UPDATE: The Samsung item on this week’s agenda has been deferred to March 26.
The city is offering the global semiconductor corporation $500,000 for new equipment, another $500,000 in utility tax rebates, a $3.9 million discount on traffic impact fees, sped-up permitting and a reduced-rate construction tax.
Samsung plans to expand its 300,000-square-foot headquarters, located at 3655 N. First St. in San Jose, to a 680,000-square-foot campus with two 10-story towers. Instead of employing 370 people, the new facility would be large enough for at least 2,000 employees.
Other items of note from the San Jose City Council agenda for March 19, 2013:
• The state-shuttered Successor Agency to the Redevelopment Agency has $90.35 million of variable-rate debt to deal with. The city’s asking JP Morgan to extend its letters of credit for the combined 1996 and 2003 bond debt, which has steadily jumped in interest and is prone to increased rates any time the city’s credit rating gets knocked down.
A memo from the city’s Director of Finance, Julia Cooper, says the situation “demonstrates a long-term relationship with JPMorgan extending for nearly 20 years, but also highlights the increasing market complexity of managing variable rate debt coupled with increasing credit concerns of JPMorgan on the [redevelopment] agency’s financial position.”
To address those concerns, the city in 2011 offered up 18 properties as collateral for the money owed, including the California Theatre, the Billy DeFrank Center and the Marriott and Plaza hotels.
• After months of discussion, the city will consider adopting a final ordinance to extend a business tax amnesty to past-due debtors. The council will also consider granting retroactive amnesty to police officers who would otherwise have owed for working side jobs in traffic patrol, security or other gigs that require them to don city-issued uniforms.
• A property at the corner of Sunny Oaks Drive and Blossom Hill Road deemed surplus by the city is about to get sold for $135,000 to a Mr. J Jesus Magana. Money from the sale of the 0.14-acre property goes straight to the city’s general fund. The city wrote it off as surplus after no developers expressed an interest in building low-income housing there.
• Another tiny parcel—this one only .112 acres off of South King Road—will go for $50,000 to Kevin Vu. The city got this little slice of land in the 1970s, leftover from a road-widening project. Vu plans to build a parking lot on it.

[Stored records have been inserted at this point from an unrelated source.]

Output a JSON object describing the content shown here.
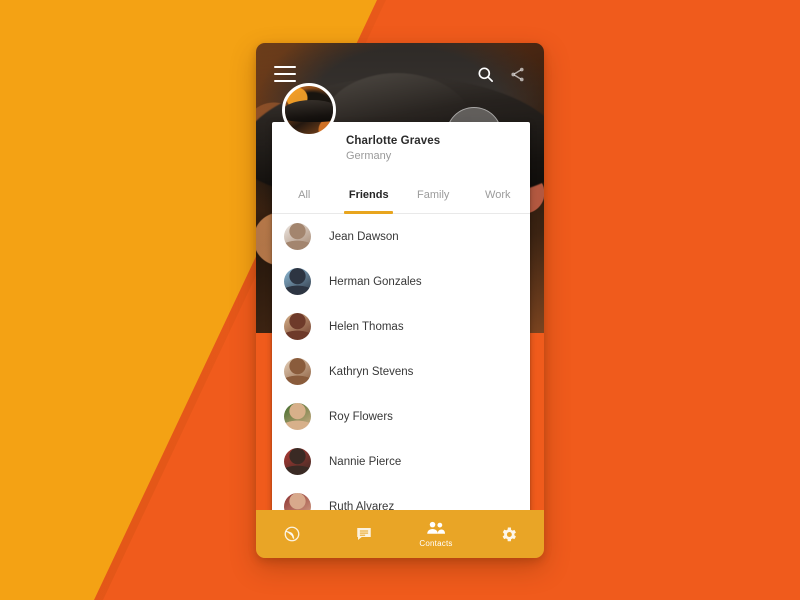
{
  "theme": {
    "bg_yellow": "#F4A214",
    "bg_orange": "#F05B1C",
    "nav_bar": "#E9A526",
    "tab_indicator": "#E8A51E",
    "card_bg": "#FFFFFF"
  },
  "appbar": {
    "menu_icon": "hamburger-menu-icon",
    "search_icon": "search-icon",
    "more_icon": "share-icon"
  },
  "profile": {
    "name": "Charlotte Graves",
    "location": "Germany",
    "avatar_icon": "profile-avatar"
  },
  "tabs": [
    {
      "label": "All",
      "active": false
    },
    {
      "label": "Friends",
      "active": true
    },
    {
      "label": "Family",
      "active": false
    },
    {
      "label": "Work",
      "active": false
    }
  ],
  "contacts": [
    {
      "name": "Jean Dawson",
      "avatar_bg": "#efe9e4",
      "avatar_fg": "#a3856e"
    },
    {
      "name": "Herman Gonzales",
      "avatar_bg": "#8fbcd8",
      "avatar_fg": "#2d3542"
    },
    {
      "name": "Helen Thomas",
      "avatar_bg": "#d9b48c",
      "avatar_fg": "#6e3a2a"
    },
    {
      "name": "Kathryn Stevens",
      "avatar_bg": "#e7d2bb",
      "avatar_fg": "#8a5c3c"
    },
    {
      "name": "Roy Flowers",
      "avatar_bg": "#3f6b2a",
      "avatar_fg": "#d7b08a"
    },
    {
      "name": "Nannie Pierce",
      "avatar_bg": "#b23a34",
      "avatar_fg": "#3a2a24"
    },
    {
      "name": "Ruth Alvarez",
      "avatar_bg": "#8c2f30",
      "avatar_fg": "#d8a98c"
    }
  ],
  "bottom_nav": [
    {
      "label": "",
      "icon": "globe-icon",
      "active": false
    },
    {
      "label": "",
      "icon": "chat-icon",
      "active": false
    },
    {
      "label": "Contacts",
      "icon": "people-icon",
      "active": true
    },
    {
      "label": "",
      "icon": "gear-icon",
      "active": false
    }
  ]
}
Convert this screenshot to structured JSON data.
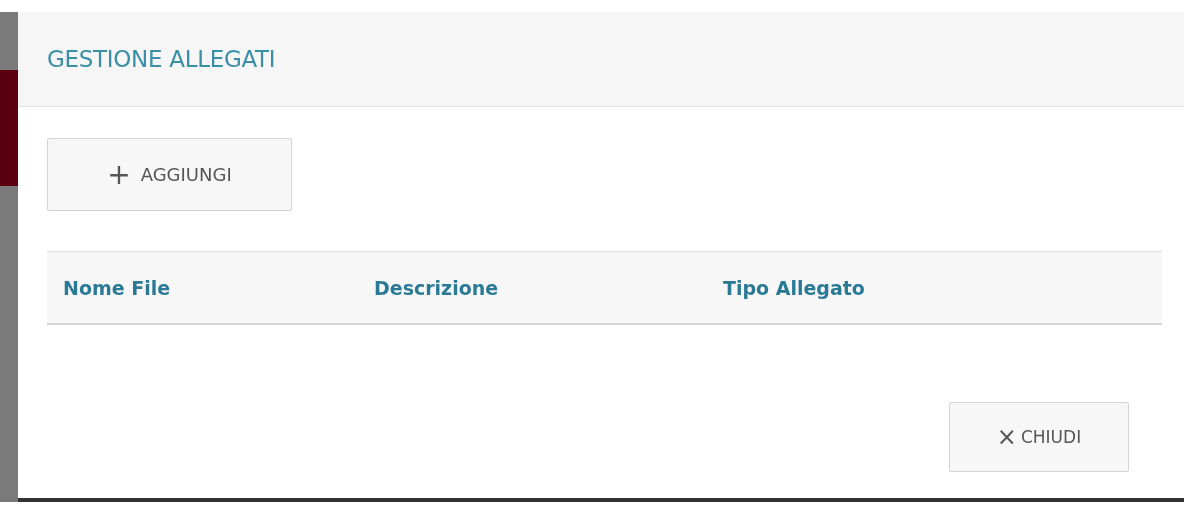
{
  "dialog": {
    "title": "GESTIONE ALLEGATI"
  },
  "add_button": {
    "icon": "+",
    "label": "AGGIUNGI"
  },
  "table": {
    "columns": [
      "Nome File",
      "Descrizione",
      "Tipo Allegato"
    ]
  },
  "close_button": {
    "icon": "×",
    "label": "CHIUDI"
  }
}
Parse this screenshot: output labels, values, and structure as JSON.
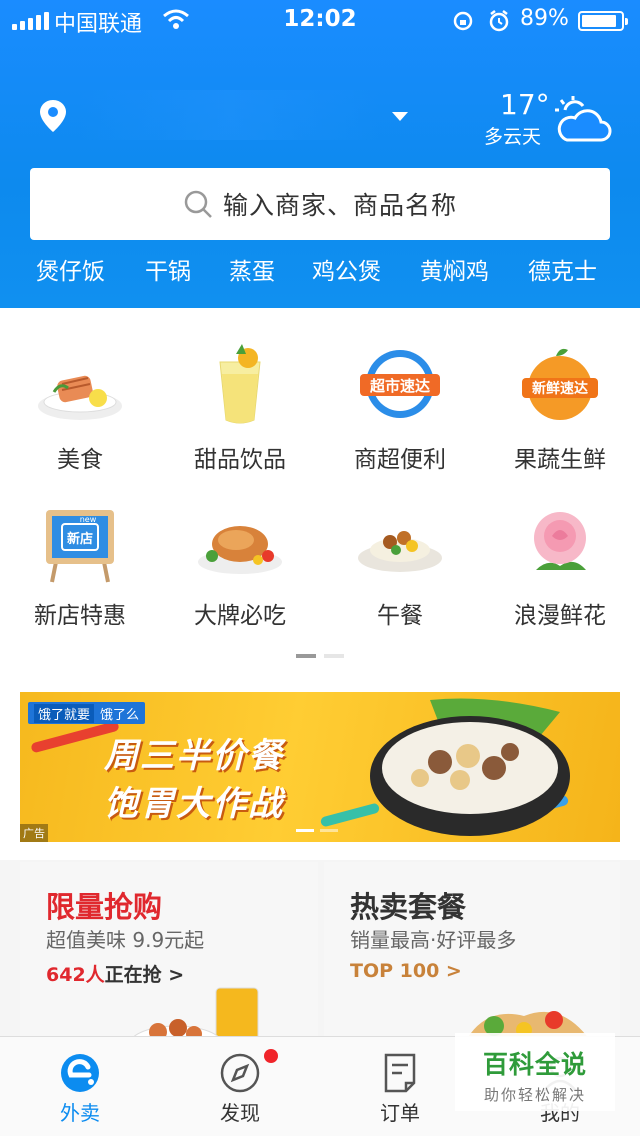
{
  "status_bar": {
    "carrier": "中国联通",
    "time": "12:02",
    "battery": "89%",
    "battery_level": 0.89
  },
  "location": {
    "temperature": "17°",
    "weather": "多云天"
  },
  "search": {
    "placeholder": "输入商家、商品名称"
  },
  "hot_words": [
    "煲仔饭",
    "干锅",
    "蒸蛋",
    "鸡公煲",
    "黄焖鸡",
    "德克士"
  ],
  "categories": [
    {
      "label": "美食",
      "icon": "food-icon"
    },
    {
      "label": "甜品饮品",
      "icon": "drink-icon"
    },
    {
      "label": "商超便利",
      "icon": "supermarket-icon",
      "badge": "超市速达"
    },
    {
      "label": "果蔬生鲜",
      "icon": "fresh-icon",
      "badge": "新鲜速达"
    },
    {
      "label": "新店特惠",
      "icon": "new-store-icon",
      "badge": "新店",
      "badge_top": "new"
    },
    {
      "label": "大牌必吃",
      "icon": "roast-chicken-icon"
    },
    {
      "label": "午餐",
      "icon": "lunch-icon"
    },
    {
      "label": "浪漫鲜花",
      "icon": "flower-icon"
    }
  ],
  "banner": {
    "tag_a": "饿了就要",
    "tag_b": "饿了么",
    "line1": "周三半价餐",
    "line2": "饱胃大作战",
    "ad_label": "广告"
  },
  "promos": [
    {
      "title": "限量抢购",
      "subtitle": "超值美味 9.9元起",
      "meta_strong": "642人",
      "meta_rest": "正在抢 >",
      "title_color": "#e0282e"
    },
    {
      "title": "热卖套餐",
      "subtitle": "销量最高·好评最多",
      "meta_strong": "TOP 100 >",
      "meta_rest": "",
      "title_color": "#333333"
    }
  ],
  "tabs": [
    {
      "label": "外卖",
      "icon": "eleme-icon",
      "active": true
    },
    {
      "label": "发现",
      "icon": "compass-icon"
    },
    {
      "label": "订单",
      "icon": "order-icon"
    },
    {
      "label": "我的",
      "icon": "profile-icon"
    }
  ],
  "watermark": {
    "title": "百科全说",
    "subtitle": "助你轻松解决"
  },
  "colors": {
    "brand_blue": "#0c8cf0",
    "promo_red": "#e0282e",
    "gold": "#c8823a"
  }
}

• PG&E gave the city $1.12 million to fund the city’s Silicon Valley Energy Watch, an effort to educate the public about how to save energy. The city program targets hard-to-reach commercial and residential buildings in need of energy upgrades. Between 2010 and 2012, the city helped reduce enough energy to power 4,000 homes for a whole year, saving Santa Clara County customers $5.3 million on their annual energy utility bills.
• The City Manager’s Office will provide a labor negotiations update.
WHAT: San Jose City Council meeting
WHEN: 1:30pm Tuesday
WHERE: City Hall, 200 E. Santa Clara St., San Jose
INFO: Office of the City Clerk, 408.535-1260